◆ **Task to carry out**
Every line containing the word "QNAP" is to be copied from the data below.

------------------------------

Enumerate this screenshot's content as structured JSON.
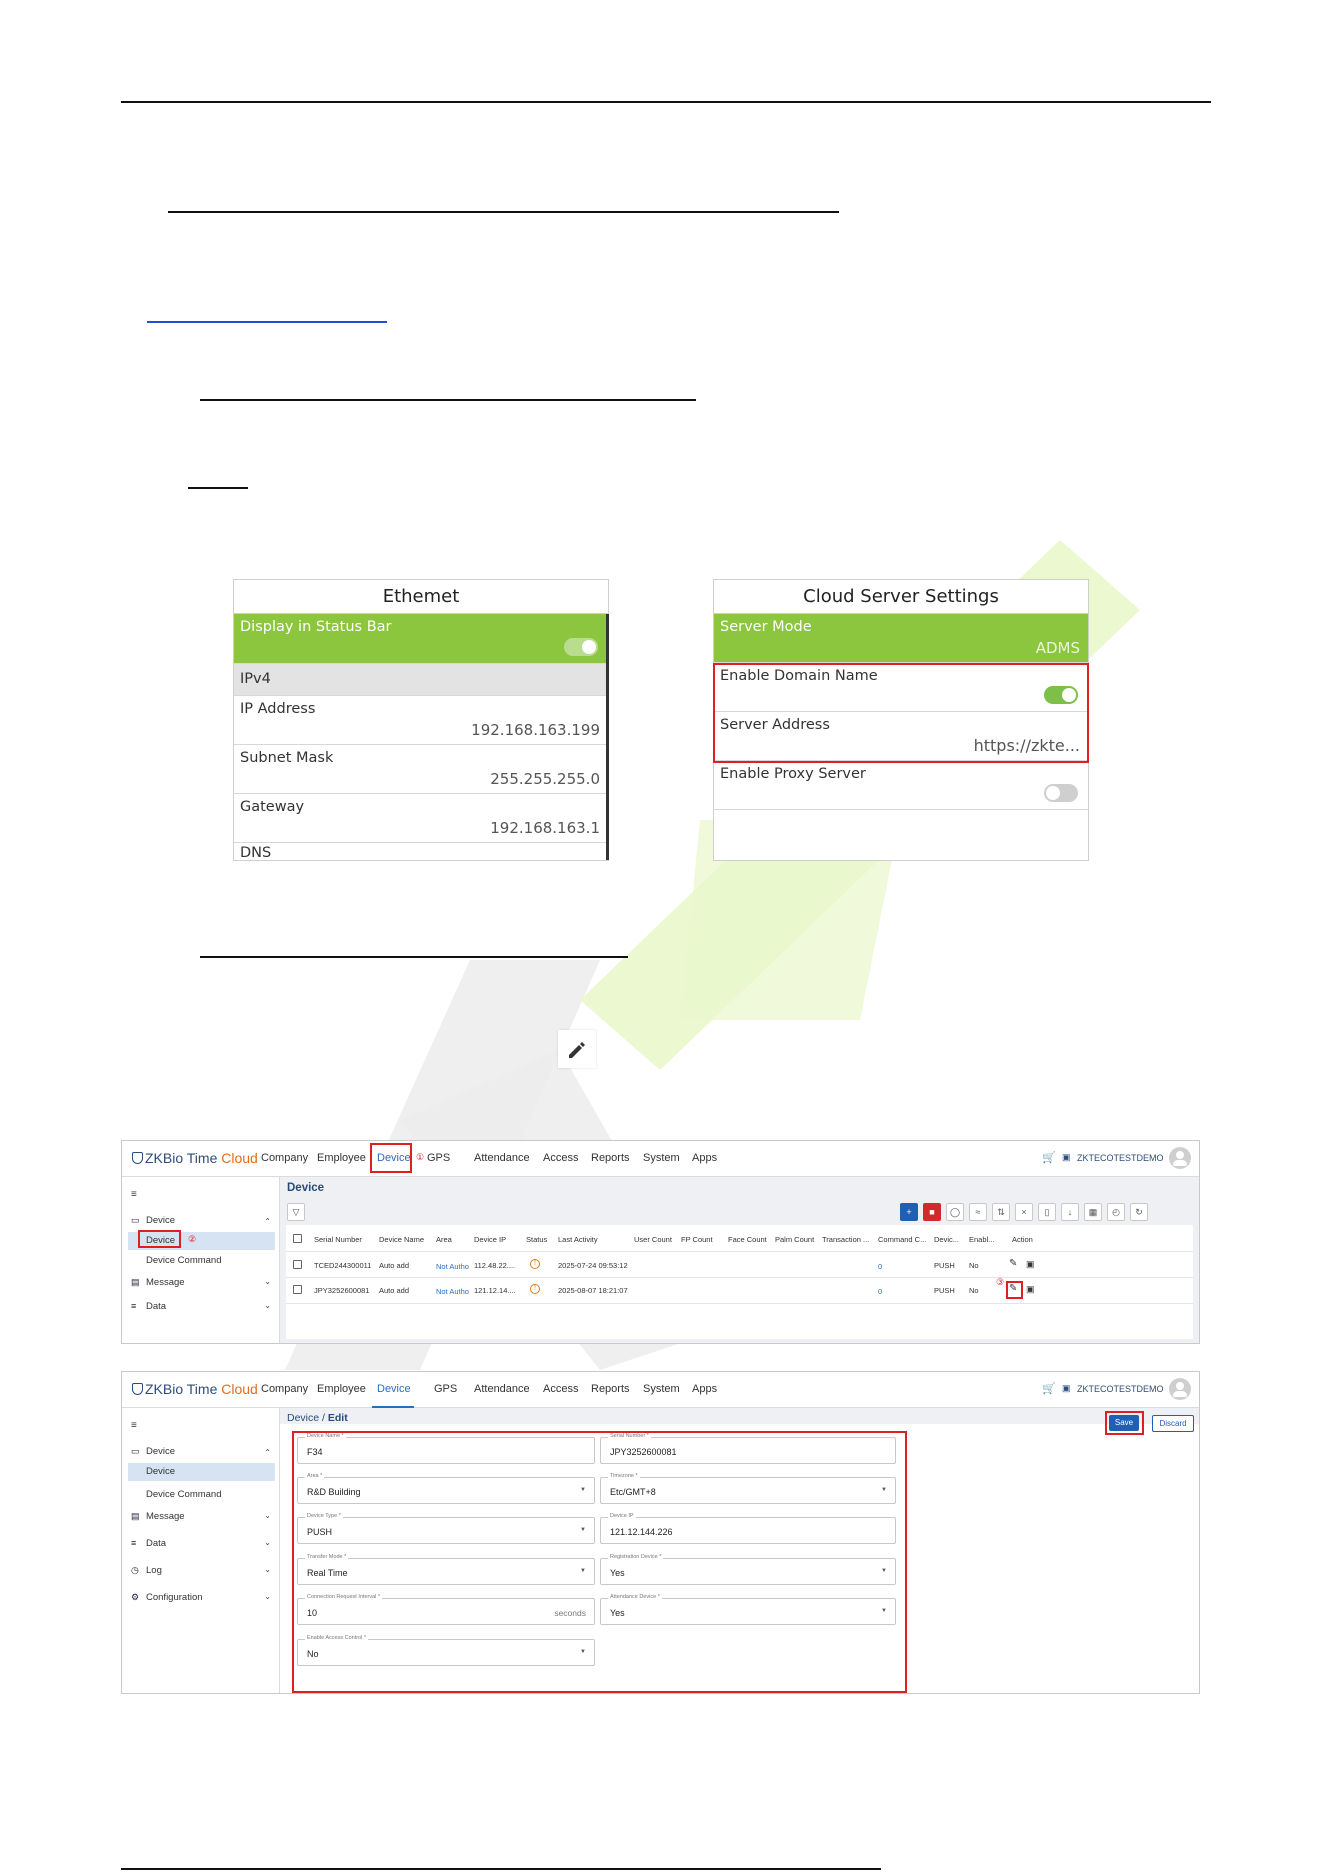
{
  "ethernet_panel": {
    "title": "Ethemet",
    "rows": [
      {
        "label": "Display in Status Bar",
        "toggle": "on"
      },
      {
        "label": "IPv4"
      },
      {
        "label": "IP Address",
        "value": "192.168.163.199"
      },
      {
        "label": "Subnet Mask",
        "value": "255.255.255.0"
      },
      {
        "label": "Gateway",
        "value": "192.168.163.1"
      },
      {
        "label": "DNS"
      }
    ]
  },
  "cloud_panel": {
    "title": "Cloud Server Settings",
    "rows": [
      {
        "label": "Server Mode",
        "value": "ADMS"
      },
      {
        "label": "Enable Domain Name",
        "toggle": "on"
      },
      {
        "label": "Server Address",
        "value": "https://zkte..."
      },
      {
        "label": "Enable Proxy Server",
        "toggle": "off"
      }
    ]
  },
  "app": {
    "logo_main": "ZKBio Time",
    "logo_accent": "Cloud",
    "nav": [
      "Company",
      "Employee",
      "Device",
      "GPS",
      "Attendance",
      "Access",
      "Reports",
      "System",
      "Apps"
    ],
    "company_name": "ZKTECOTESTDEMO",
    "colors": {
      "accent": "#2a6ebb",
      "brand_orange": "#e46c1a",
      "annotation_red": "#e02020"
    }
  },
  "list_screen": {
    "step_marks": [
      "①",
      "②",
      "③"
    ],
    "sidebar": {
      "device": "Device",
      "device_sub": "Device",
      "device_command": "Device Command",
      "message": "Message",
      "data": "Data"
    },
    "page_title": "Device",
    "columns": [
      "Serial Number",
      "Device Name",
      "Area",
      "Device IP",
      "Status",
      "Last Activity",
      "User Count",
      "FP Count",
      "Face Count",
      "Palm Count",
      "Transaction ...",
      "Command C...",
      "Devic...",
      "Enabl...",
      "Action"
    ],
    "rows": [
      {
        "serial": "TCED244300011",
        "name": "Auto add",
        "area": "Not Autho",
        "ip": "112.48.22....",
        "last": "2025-07-24 09:53:12",
        "cmd": "0",
        "dev": "PUSH",
        "enabl": "No"
      },
      {
        "serial": "JPY3252600081",
        "name": "Auto add",
        "area": "Not Autho",
        "ip": "121.12.14....",
        "last": "2025-08-07 18:21:07",
        "cmd": "0",
        "dev": "PUSH",
        "enabl": "No"
      }
    ]
  },
  "edit_screen": {
    "sidebar": {
      "device": "Device",
      "device_sub": "Device",
      "device_command": "Device Command",
      "message": "Message",
      "data": "Data",
      "log": "Log",
      "configuration": "Configuration"
    },
    "breadcrumb_root": "Device",
    "breadcrumb_sep": "/",
    "breadcrumb_current": "Edit",
    "save": "Save",
    "discard": "Discard",
    "fields": {
      "device_name": {
        "label": "Device Name *",
        "value": "F34"
      },
      "serial_number": {
        "label": "Serial Number *",
        "value": "JPY3252600081"
      },
      "area": {
        "label": "Area *",
        "value": "R&D Building"
      },
      "timezone": {
        "label": "Timezone *",
        "value": "Etc/GMT+8"
      },
      "device_type": {
        "label": "Device Type *",
        "value": "PUSH"
      },
      "device_ip": {
        "label": "Device IP",
        "value": "121.12.144.226"
      },
      "transfer_mode": {
        "label": "Transfer Mode *",
        "value": "Real Time"
      },
      "registration_device": {
        "label": "Registration Device *",
        "value": "Yes"
      },
      "connection_interval": {
        "label": "Connection Request Interval *",
        "value": "10",
        "suffix": "seconds"
      },
      "attendance_device": {
        "label": "Attendance Device *",
        "value": "Yes"
      },
      "enable_access_control": {
        "label": "Enable Access Control *",
        "value": "No"
      }
    }
  }
}
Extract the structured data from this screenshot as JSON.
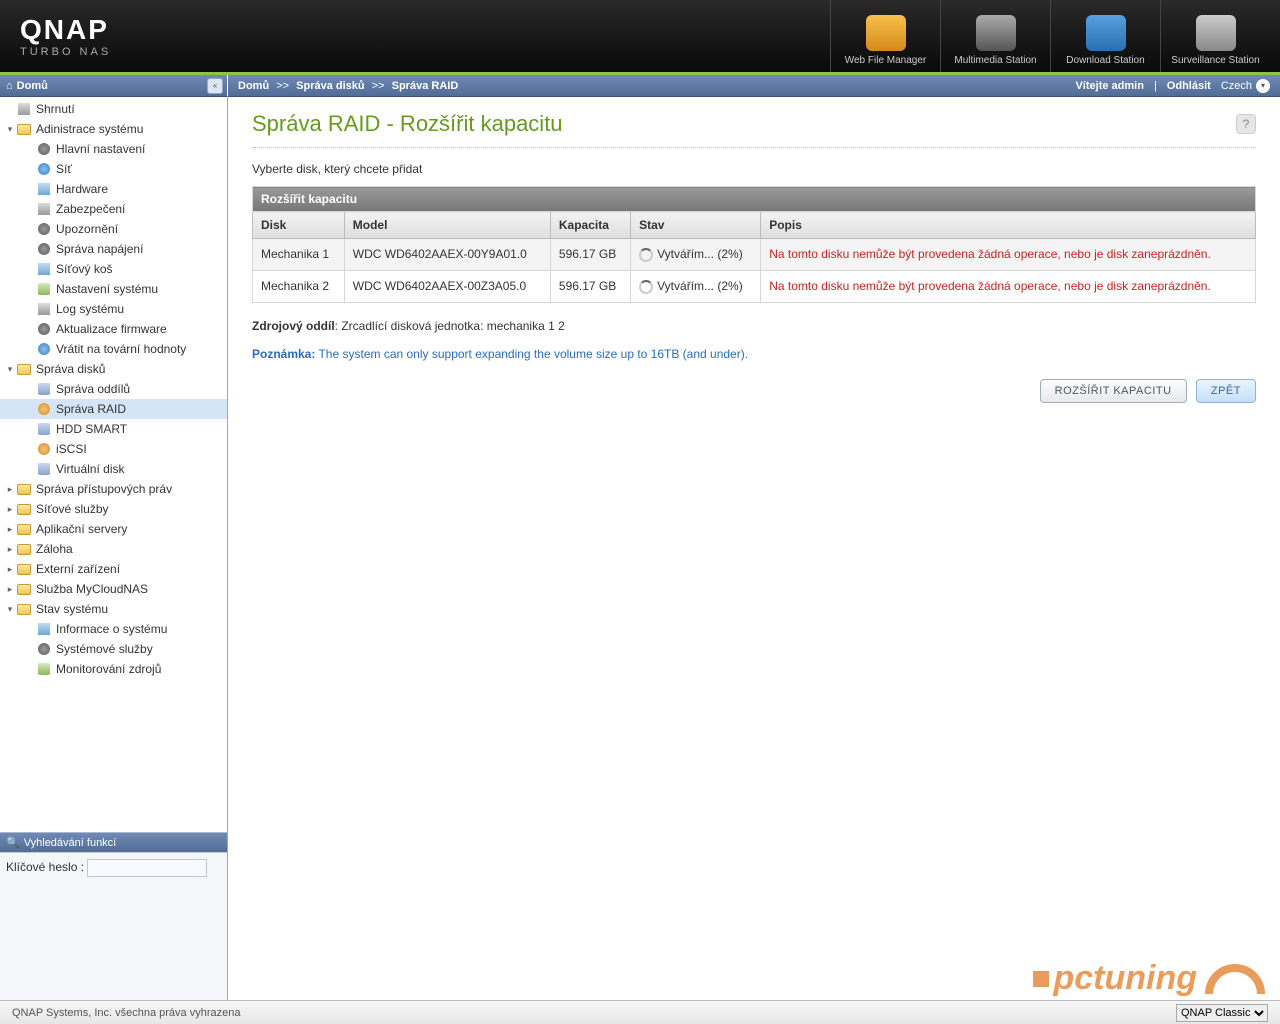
{
  "brand": {
    "name": "QNAP",
    "sub": "TURBO NAS"
  },
  "shortcuts": [
    {
      "label": "Web File Manager",
      "icon": "ic-folder"
    },
    {
      "label": "Multimedia Station",
      "icon": "ic-mm"
    },
    {
      "label": "Download Station",
      "icon": "ic-dl"
    },
    {
      "label": "Surveillance Station",
      "icon": "ic-sv"
    }
  ],
  "sidebar": {
    "home": "Domů",
    "search_header": "Vyhledávání funkcí",
    "search_label": "Klíčové heslo :",
    "tree": [
      {
        "label": "Shrnutí",
        "depth": 0,
        "icon": "pg-ic",
        "exp": ""
      },
      {
        "label": "Adinistrace systému",
        "depth": 0,
        "icon": "folder-open",
        "exp": "▾"
      },
      {
        "label": "Hlavní nastavení",
        "depth": 1,
        "icon": "gear-ic"
      },
      {
        "label": "Síť",
        "depth": 1,
        "icon": "net-ic"
      },
      {
        "label": "Hardware",
        "depth": 1,
        "icon": "hw-ic"
      },
      {
        "label": "Zabezpečení",
        "depth": 1,
        "icon": "pg-ic"
      },
      {
        "label": "Upozornění",
        "depth": 1,
        "icon": "gear-ic"
      },
      {
        "label": "Správa napájení",
        "depth": 1,
        "icon": "gear-ic"
      },
      {
        "label": "Síťový koš",
        "depth": 1,
        "icon": "hw-ic"
      },
      {
        "label": "Nastavení systému",
        "depth": 1,
        "icon": "sys-ic"
      },
      {
        "label": "Log systému",
        "depth": 1,
        "icon": "pg-ic"
      },
      {
        "label": "Aktualizace firmware",
        "depth": 1,
        "icon": "gear-ic"
      },
      {
        "label": "Vrátit na tovární hodnoty",
        "depth": 1,
        "icon": "net-ic"
      },
      {
        "label": "Správa disků",
        "depth": 0,
        "icon": "folder-open",
        "exp": "▾"
      },
      {
        "label": "Správa oddílů",
        "depth": 1,
        "icon": "disk-ic"
      },
      {
        "label": "Správa RAID",
        "depth": 1,
        "icon": "raid-ic",
        "active": true
      },
      {
        "label": "HDD SMART",
        "depth": 1,
        "icon": "disk-ic"
      },
      {
        "label": "iSCSI",
        "depth": 1,
        "icon": "raid-ic"
      },
      {
        "label": "Virtuální disk",
        "depth": 1,
        "icon": "disk-ic"
      },
      {
        "label": "Správa přístupových práv",
        "depth": 0,
        "icon": "folder-closed",
        "exp": "▸"
      },
      {
        "label": "Síťové služby",
        "depth": 0,
        "icon": "folder-closed",
        "exp": "▸"
      },
      {
        "label": "Aplikační servery",
        "depth": 0,
        "icon": "folder-closed",
        "exp": "▸"
      },
      {
        "label": "Záloha",
        "depth": 0,
        "icon": "folder-closed",
        "exp": "▸"
      },
      {
        "label": "Externí zařízení",
        "depth": 0,
        "icon": "folder-closed",
        "exp": "▸"
      },
      {
        "label": "Služba MyCloudNAS",
        "depth": 0,
        "icon": "folder-closed",
        "exp": "▸"
      },
      {
        "label": "Stav systému",
        "depth": 0,
        "icon": "folder-open",
        "exp": "▾"
      },
      {
        "label": "Informace o systému",
        "depth": 1,
        "icon": "hw-ic"
      },
      {
        "label": "Systémové služby",
        "depth": 1,
        "icon": "gear-ic"
      },
      {
        "label": "Monitorování zdrojů",
        "depth": 1,
        "icon": "sys-ic"
      }
    ]
  },
  "breadcrumb": [
    "Domů",
    "Správa disků",
    "Správa RAID"
  ],
  "user_bar": {
    "welcome": "Vítejte admin",
    "sep": "|",
    "logout": "Odhlásit",
    "lang": "Czech"
  },
  "page": {
    "title": "Správa RAID - Rozšířit kapacitu",
    "subtitle": "Vyberte disk, který chcete přidat",
    "table": {
      "caption": "Rozšířit kapacitu",
      "cols": [
        "Disk",
        "Model",
        "Kapacita",
        "Stav",
        "Popis"
      ],
      "rows": [
        {
          "disk": "Mechanika 1",
          "model": "WDC WD6402AAEX-00Y9A01.0",
          "cap": "596.17 GB",
          "status": "Vytvářím... (2%)",
          "desc": "Na tomto disku nemůže být provedena žádná operace, nebo je disk zaneprázdněn."
        },
        {
          "disk": "Mechanika 2",
          "model": "WDC WD6402AAEX-00Z3A05.0",
          "cap": "596.17 GB",
          "status": "Vytvářím... (2%)",
          "desc": "Na tomto disku nemůže být provedena žádná operace, nebo je disk zaneprázdněn."
        }
      ]
    },
    "source_label": "Zdrojový oddíl",
    "source_value": ": Zrcadlící disková jednotka: mechanika 1 2",
    "note_label": "Poznámka:",
    "note_text": " The system can only support expanding the volume size up to 16TB (and under).",
    "btn_expand": "ROZŠÍŘIT KAPACITU",
    "btn_back": "ZPĚT"
  },
  "footer": {
    "copyright": "QNAP Systems, Inc. všechna práva vyhrazena",
    "theme_label": "QNAP Classic"
  },
  "watermark": "pctuning"
}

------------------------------

◆ **Output for this exercise**
    "name": "QNAP",
    "copyright": "QNAP Systems, Inc. všechna práva vyhrazena",
    "theme_label": "QNAP Classic"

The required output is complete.